(Sturtevant's Pictorial History, Thirteenth Regiment, Vermont Volunteers, War of 1861-1865)

Biography

CORPORAL ORVILLE SMITH. For our very interesting sketch of the "little corporal" we are indebted to Mrs. Albert B. Crofts of Berkshire, Vt., his sister. She has left to his comrades to sketch his army life. Though a lad in years, he was a man in all the qualities which go to make up a good soldier. No mistake was made when he was appointed corporal. No corporal surpassed him in the faithfulness and efficiency with which he performed the duties of his office. He was not “puffed up by a little brief authority," assumed no superiority over his fellows, but was a general "hail fellow well met" among them. The hardship of army life neither depressed nor soured him. He was the soul of good fellowship, genial, social, moral and Christian. His comrades respected and loved him. At Gettysburg he acquitted himself with honor and contributed his full share toward the great victory. The excellences of his army life followed him through life and helped him to achieve the marked success he won in the West and the honors which his fellow citizens conferred upon him, Orville Smith was born in Berkshire, Franklin County, Vt., August 9th, 1844. His parents were Homer M. and Charlotte (Hull) Smith. At the time of his birth and for some years after his father was a farmer but in I86l he sold his farm, moved to West Enosburg and engaged in mercantile business, having a small country store, also buying butter. At the age of eighteen, in the tall of 1862, Orville volunteered after some delay, obtained his father's consent and was mustered in. When not away from home at school he worked in his father's store. After his return from the army he worked in his father's store or on a farm until March, 1866, when he went West and became a surveyor in Minnesota, Kansas, Nebraska, Indian Territory and Utah. In the winter of 1875 and 1876 he was snowed in with his party In the mountains of Utah. They were obliged to kill and eat one of their ponys and that meat with bark and buds was their food until they reached an Indian encampment. They were obliged to leave a valuable compass behind them such was the depth of the snow. He was twice married, first at the age of twenty, December 25th, 1864, to Miss S. Abbie Maynard, who died in November, 1865, leaving a little daughter two weeks old. He was married again in the summer of 1876 to Miss Mary Hawks of Kansas who died July 23, 1891, leaving two children who live at or near Caldwell, Kansas, and are Mrs. June (Smith) Jones and Homer M. Smith. They are farming. After his second marriage Orville Smith lived on his farm near Caldwell, Kan., with the exception of a few short surveys, until about 1883 or 1884, when he bought a place in the city of Wellington, Kan. He filled the office of county surveyor of Sumner county for several terms, also that of city engineer of Wellington, Kan., and died at his home in Wellington March 2nd, 1899, of Bright's disease. He was a very enthusiastic Mason of the 32nd degree and his funeral was under the auspices of the Masonic fraternity. He was a member of the G.A.R. He is survived by one brother, Henry F. Smith of Wellington, Kan., two sisters, Mrs. A. B. Croft of Berkshire, Vt., and Mrs. Corliss S. Perley of East Berkshire, Vt., also by his three children. The elder Mrs. Charles P. Smith of Enosburg, Vt., who has three children, and the daughter in Kansas has one. He was about five feet ten inches In height, weighed about 140 pounds at the time of his army experience and was quite stout later on, had blue eyes, light complexion, brown hair and dark full beard. I should have said he went from that snowstorm experience in Utah to Washington and worked in an office doing that part of a surveyor's work which is done on paper, and doing it unusually well as he was quite proficient with a pen. He was a royal good fellow, especially in the home. At the time he enlisted he was a member of the Baptist church in East Enosburg, having been converted some time before. He was with his regiment and actively engaged in the battle of Gettysburg but was not wounded. He never asked for nor in any way tried to get a pension. Mrs. Albert B. Croft, Berkshire, Vt.

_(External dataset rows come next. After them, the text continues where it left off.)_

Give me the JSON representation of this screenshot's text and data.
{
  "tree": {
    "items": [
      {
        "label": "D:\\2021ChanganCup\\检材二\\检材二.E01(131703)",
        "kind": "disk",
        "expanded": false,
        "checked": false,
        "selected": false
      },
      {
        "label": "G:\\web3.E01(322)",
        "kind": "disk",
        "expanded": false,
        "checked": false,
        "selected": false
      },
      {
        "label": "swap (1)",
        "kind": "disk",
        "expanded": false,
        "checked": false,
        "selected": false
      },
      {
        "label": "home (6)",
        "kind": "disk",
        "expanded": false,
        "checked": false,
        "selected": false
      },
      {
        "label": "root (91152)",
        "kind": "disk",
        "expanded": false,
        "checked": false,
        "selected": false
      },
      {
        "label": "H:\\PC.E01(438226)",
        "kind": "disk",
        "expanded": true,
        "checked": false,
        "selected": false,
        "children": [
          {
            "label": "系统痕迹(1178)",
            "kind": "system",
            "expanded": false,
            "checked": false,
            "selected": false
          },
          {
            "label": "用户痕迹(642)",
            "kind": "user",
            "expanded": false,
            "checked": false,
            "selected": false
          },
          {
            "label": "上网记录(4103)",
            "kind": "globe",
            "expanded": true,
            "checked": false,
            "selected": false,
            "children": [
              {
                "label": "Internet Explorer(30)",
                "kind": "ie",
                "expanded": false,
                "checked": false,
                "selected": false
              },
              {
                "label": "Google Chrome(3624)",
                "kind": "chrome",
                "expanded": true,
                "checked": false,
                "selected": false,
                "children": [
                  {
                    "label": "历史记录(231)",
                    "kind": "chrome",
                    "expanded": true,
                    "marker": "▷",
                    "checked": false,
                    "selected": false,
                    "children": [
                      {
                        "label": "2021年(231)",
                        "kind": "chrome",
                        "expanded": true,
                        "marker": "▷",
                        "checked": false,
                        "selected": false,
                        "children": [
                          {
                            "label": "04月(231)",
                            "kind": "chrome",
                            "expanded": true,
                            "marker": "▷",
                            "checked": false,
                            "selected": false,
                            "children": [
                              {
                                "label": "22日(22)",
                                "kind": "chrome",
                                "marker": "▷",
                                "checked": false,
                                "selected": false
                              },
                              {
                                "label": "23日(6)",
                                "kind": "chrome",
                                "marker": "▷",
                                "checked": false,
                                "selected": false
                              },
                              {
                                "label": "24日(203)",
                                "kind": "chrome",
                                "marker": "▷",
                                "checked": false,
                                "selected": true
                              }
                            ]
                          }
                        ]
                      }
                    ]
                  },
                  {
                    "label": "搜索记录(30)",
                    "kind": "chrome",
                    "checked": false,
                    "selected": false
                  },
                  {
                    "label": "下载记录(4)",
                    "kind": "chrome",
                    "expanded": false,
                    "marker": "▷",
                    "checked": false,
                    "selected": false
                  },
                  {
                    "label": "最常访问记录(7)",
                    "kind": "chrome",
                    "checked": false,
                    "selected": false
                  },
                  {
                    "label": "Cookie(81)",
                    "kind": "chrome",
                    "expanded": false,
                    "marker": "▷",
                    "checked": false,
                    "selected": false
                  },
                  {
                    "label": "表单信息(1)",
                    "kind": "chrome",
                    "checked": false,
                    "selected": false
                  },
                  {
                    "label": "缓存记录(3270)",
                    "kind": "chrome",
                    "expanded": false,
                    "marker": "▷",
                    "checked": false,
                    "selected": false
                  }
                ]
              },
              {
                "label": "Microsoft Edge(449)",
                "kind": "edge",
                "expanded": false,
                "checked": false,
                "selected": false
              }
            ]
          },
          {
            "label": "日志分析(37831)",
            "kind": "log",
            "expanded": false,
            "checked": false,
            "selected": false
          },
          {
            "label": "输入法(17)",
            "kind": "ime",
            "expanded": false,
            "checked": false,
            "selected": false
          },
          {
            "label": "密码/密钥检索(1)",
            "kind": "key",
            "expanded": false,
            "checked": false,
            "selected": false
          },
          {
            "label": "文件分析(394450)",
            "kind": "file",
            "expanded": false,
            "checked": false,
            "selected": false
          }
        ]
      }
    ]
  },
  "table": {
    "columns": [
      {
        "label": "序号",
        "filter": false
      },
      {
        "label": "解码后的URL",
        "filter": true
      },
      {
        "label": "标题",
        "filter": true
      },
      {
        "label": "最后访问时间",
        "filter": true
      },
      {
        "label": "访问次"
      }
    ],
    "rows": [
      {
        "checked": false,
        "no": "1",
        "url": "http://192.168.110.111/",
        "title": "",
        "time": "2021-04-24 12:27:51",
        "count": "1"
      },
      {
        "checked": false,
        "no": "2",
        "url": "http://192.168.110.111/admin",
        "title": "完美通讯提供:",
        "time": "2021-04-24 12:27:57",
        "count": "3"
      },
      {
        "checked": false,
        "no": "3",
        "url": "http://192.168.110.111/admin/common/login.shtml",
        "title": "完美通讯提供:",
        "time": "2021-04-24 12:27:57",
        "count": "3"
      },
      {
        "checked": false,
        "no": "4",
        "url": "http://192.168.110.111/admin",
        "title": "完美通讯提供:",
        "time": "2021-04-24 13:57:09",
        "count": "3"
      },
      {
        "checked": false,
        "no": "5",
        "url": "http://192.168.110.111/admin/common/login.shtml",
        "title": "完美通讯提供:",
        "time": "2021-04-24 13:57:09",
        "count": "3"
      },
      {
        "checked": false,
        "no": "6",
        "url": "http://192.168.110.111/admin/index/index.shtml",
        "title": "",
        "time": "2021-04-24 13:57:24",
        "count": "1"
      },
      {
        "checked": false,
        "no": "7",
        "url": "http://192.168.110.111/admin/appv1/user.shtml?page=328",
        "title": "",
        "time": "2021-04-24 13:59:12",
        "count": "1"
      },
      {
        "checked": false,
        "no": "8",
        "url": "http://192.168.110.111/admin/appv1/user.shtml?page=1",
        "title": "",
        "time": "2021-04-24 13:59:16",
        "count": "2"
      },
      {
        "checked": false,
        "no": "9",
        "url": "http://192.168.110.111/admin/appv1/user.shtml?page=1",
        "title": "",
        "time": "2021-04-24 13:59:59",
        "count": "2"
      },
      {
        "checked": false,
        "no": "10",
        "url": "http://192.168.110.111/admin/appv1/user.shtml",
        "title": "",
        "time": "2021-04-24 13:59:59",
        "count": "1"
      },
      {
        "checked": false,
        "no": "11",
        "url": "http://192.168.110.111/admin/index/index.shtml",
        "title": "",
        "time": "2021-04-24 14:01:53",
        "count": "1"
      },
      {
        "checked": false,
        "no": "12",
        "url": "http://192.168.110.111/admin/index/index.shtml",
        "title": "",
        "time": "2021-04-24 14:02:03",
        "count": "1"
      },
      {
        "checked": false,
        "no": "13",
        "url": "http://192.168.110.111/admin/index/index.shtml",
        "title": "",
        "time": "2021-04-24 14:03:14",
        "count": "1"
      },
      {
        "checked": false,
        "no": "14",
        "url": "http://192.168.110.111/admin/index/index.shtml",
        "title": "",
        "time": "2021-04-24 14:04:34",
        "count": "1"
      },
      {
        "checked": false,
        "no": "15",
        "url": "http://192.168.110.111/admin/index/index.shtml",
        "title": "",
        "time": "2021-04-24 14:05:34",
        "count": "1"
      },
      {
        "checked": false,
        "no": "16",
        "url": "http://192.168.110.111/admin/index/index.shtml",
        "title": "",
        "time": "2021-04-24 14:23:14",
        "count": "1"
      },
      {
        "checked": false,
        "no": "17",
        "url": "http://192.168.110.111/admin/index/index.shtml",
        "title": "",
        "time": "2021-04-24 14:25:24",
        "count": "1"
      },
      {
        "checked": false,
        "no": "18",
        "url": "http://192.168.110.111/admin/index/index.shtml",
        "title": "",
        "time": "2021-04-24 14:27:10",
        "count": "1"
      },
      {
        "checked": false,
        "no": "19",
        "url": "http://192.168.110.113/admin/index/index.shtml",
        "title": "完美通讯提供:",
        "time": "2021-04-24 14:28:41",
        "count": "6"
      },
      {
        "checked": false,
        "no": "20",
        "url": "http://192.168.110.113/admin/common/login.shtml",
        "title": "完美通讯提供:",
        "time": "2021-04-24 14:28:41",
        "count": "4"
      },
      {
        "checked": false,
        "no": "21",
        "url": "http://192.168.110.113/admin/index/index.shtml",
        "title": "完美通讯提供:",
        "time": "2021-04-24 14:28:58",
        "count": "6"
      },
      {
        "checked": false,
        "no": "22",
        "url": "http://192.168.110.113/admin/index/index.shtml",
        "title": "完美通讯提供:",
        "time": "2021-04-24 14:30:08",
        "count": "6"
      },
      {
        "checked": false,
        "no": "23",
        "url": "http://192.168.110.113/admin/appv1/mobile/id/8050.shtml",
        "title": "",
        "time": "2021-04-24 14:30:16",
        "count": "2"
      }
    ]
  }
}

Source: Sturtevant's Pictorial History, Thirteenth Regiment, Vermont Volunteers, War of 1861-1865, p. 606